Speaking of Heavenly Father, Jesus Christ, and the Holy Ghost, President Gordon B. Hinckley said: “They are distinct beings, but they are one in purpose and effort. They are united as one in bringing to pass the grand, divine plan for the salvation and exaltation of the children of God. … It is that perfect unity between the Father, the Son, and the Holy Ghost that binds these three into the oneness of the divine Godhead” (in Conference Report, Oct. 1986, 69; or Ensign, Nov. 1986, 51).
Christ prayed not for the world, but for those who had turned from the world to Him. He desires for us to be one with Him and with His Father, just as He and His father are one — to share in their glory. This is knowing God, and His Son whom He has sent. Christ also desired that His apostles remain in the world, to reclaim it.
Elder M. Russell Ballard said:
“In the Church, we often state the couplet, ‘Be in the world but not of the world.’ As we observe television shows that make profanity, violence, and infidelity commonplace and even glamorous, we often wish we could lock out the world in some way and isolate our families from it all. …
“Perhaps we should state the couplet previously mentioned as two separate admonitions. First, ‘Be in the world.’ Be involved; be informed. Try to be understanding and tolerant and to appreciate diversity. Make meaningful contributions to society through service and involvement. Second, ‘Be not of the world.’ Do not follow wrong paths or bend to accommodate or accept what is not right” (in Conference Report, Apr. 1989, 101; or Ensign, May 1989, 80).
Every person will be required to stand at the judgment bar of God. Christ will be there to intercede for and to mediate for all those who have chosen to follow Him, to plead with the Father to have mercy, that those may belong to Christ and become co-heirs with Him in glory.
They are they into whose hands the Father has given all things—

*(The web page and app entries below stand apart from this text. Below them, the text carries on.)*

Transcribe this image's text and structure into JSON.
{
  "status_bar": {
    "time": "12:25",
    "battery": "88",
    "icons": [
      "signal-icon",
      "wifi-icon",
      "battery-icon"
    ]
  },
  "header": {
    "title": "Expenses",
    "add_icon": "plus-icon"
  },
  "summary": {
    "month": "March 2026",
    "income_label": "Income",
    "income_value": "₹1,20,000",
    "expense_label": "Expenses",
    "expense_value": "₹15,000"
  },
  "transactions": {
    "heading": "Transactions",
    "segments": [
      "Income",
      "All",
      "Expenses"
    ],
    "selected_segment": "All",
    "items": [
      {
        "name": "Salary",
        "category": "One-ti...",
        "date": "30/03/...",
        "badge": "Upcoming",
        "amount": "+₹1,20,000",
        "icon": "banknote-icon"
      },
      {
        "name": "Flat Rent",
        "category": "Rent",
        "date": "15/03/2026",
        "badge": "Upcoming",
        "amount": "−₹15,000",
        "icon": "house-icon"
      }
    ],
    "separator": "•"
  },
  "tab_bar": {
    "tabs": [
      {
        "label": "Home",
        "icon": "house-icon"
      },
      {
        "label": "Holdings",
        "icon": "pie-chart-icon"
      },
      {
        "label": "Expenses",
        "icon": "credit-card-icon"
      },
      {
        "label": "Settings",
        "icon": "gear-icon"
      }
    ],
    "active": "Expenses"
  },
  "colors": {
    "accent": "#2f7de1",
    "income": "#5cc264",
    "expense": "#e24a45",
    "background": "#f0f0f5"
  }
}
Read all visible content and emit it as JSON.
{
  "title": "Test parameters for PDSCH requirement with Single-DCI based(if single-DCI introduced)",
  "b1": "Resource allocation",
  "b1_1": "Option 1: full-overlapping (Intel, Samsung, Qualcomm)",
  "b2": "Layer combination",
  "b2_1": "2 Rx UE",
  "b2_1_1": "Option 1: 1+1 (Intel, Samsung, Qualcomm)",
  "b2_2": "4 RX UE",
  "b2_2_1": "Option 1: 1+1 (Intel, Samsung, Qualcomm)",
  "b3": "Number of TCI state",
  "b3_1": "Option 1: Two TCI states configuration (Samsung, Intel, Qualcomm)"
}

…Wherefore, all things are theirs, whether life or death, or things present, or things to come, all are theirs and they are Christ’s, and Christ is God’s (Doctrine and Covenants 76:55, 59).